It is a sad day in the Star Trek world. An icon has passed from the living into history, leaving us a powerful legacy.
Me and Trek, we’re the same age. I grew up watching and re-watching Star Trek, learning something new each time. I still watch it now, sometimes through the eyes of my son, and I still learn from it.
The character of Spock was frequently a source of those lessons, and such an enduring character that I am having a hard time comprehending that the actor that portrayed him – created him, made him indelible – is gone.
In a lot of ways, I related to Spock more than I related to any other character. Sure, Captain Kirk was dynamic and charismatic, a visionary leader. But his vision could rarely be fully implemented without Spock.
Kirk would say “I have an idea!” and Spock would say “This is how to do it.” I love figuring out how to do things, how to make ideas work.
Spock relied on his intellect, reason, and a centered sense of self. He was loyal and honest to a fault. These are things I aspire to.
Some might argue that the character of Spock was not Mr. Nimoy’s alone, that without the genius of Gene Roddenberry imagining the character and the brilliance of the writers that gave the character his place in plot and dialog, there would be no Spock. That is certainly true.
However, you can have the most amazingly imagined characters, the most creative writing, the most impressive production values (ok, mediocre production values – but they got better!), and put it into the hands of an actor who can’t or won’t bring it to life, and all the rest is for naught.

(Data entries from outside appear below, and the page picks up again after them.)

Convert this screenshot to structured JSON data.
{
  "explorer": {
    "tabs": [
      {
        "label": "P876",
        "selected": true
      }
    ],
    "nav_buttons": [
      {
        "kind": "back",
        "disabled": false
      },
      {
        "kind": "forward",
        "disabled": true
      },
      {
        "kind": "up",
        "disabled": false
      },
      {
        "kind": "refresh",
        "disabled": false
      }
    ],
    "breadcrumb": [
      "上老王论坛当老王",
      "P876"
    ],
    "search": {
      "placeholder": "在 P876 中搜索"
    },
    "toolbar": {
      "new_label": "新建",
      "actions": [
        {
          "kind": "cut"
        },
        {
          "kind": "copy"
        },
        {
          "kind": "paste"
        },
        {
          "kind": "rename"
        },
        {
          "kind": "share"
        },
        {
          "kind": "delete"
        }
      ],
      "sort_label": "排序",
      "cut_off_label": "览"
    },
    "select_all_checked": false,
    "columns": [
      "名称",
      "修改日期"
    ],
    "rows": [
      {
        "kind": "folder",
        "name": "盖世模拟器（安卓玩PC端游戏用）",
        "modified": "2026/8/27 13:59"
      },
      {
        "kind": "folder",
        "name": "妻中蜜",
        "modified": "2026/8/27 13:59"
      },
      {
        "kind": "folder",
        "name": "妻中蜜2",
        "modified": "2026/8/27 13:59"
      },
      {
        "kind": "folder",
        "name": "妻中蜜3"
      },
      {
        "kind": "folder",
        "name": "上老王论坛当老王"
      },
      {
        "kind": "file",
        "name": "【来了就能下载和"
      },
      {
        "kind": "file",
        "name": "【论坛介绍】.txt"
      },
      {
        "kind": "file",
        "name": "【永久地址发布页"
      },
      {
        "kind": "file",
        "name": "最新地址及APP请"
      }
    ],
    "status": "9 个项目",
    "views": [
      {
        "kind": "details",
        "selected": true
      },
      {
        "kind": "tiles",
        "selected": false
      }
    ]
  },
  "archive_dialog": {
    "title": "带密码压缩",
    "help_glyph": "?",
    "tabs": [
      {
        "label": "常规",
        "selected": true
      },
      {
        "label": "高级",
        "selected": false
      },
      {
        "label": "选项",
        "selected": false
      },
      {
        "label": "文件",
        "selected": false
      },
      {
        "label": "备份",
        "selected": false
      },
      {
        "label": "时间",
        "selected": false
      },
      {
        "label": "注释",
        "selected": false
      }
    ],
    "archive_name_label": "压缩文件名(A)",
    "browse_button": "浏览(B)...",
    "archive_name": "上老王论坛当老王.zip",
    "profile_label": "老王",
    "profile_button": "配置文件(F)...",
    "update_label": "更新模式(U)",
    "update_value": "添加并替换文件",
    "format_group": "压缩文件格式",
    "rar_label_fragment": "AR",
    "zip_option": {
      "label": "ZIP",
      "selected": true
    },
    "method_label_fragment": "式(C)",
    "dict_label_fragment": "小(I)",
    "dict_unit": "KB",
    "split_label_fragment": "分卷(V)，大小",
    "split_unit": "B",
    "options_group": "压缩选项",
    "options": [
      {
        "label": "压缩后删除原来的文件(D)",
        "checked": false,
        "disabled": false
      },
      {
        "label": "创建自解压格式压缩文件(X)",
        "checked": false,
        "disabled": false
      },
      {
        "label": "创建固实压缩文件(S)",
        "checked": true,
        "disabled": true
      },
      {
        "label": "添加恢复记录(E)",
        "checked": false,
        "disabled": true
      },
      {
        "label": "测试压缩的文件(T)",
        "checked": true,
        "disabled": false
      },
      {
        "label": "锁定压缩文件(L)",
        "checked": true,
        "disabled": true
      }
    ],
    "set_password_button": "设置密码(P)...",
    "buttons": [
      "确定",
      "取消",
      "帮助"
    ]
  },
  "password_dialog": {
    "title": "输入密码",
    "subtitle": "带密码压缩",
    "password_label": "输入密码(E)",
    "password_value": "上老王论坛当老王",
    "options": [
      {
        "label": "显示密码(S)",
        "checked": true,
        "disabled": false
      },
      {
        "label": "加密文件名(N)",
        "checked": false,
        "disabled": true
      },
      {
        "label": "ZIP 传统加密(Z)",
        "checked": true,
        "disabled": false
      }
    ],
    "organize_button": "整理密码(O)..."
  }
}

Mr. Nimoy made Spock real, genuine, and unforgettable. Without that talent, nothing Spock did or said would have resonated or been remembered.
What I learned from Spock, the legacy that Mr. Nimoy left to me and others, are simple basic values of life:
That everything, every thing has value – infinite diversity in infinite combinations.
That bravery is using your mind and intelligence, as well as jumping in and beating up monsters.
That the unknown is not to be feared – it is an opportunity to learn and grow, and new and unusual things can be “fascinating.”
That being different can be an asset, and straying from who you really are might blow up the ship.
That compassion is logical.
That value is measured by actions and character, not where you come from or how you were born.
That even the smartest among us don’t know the answers, and sometimes make mistakes.
These are beautiful ideas, concepts I accept as axioms, philosophy that I want to pass on to my son and hope that he passes on to his children – with an admiring nod of gratitude to the man who gave voice to them, brought them to life so well, as marvelous gifts to the universe.
Thank you, Mr. Nimoy. I enjoyed your performance very, very much.
Originally published Febryary 27, 2015.
To learn about using Star Trek episodes to better understand autism, the book “To Explore Strange New Worlds: Understanding Autism Through a Star Trek Lens” is now available!
You are invited to listed to Moms Going Boldly, a podcast by two moms who are Star Trek fans, and who also write about autism, talking about the new Star Trek: Discovery television series. Making comparisons to the older series and the movies, we’ll throw in a little bit of autism when we see it. It’s not polished, it won’t come out regularly but we’re having fun! Join Vickie of “Taking it a Step at a Time” and Elizabeth of “Autism Mom” as we talk about Star Trek from our unique perspectives!
Also published on Medium.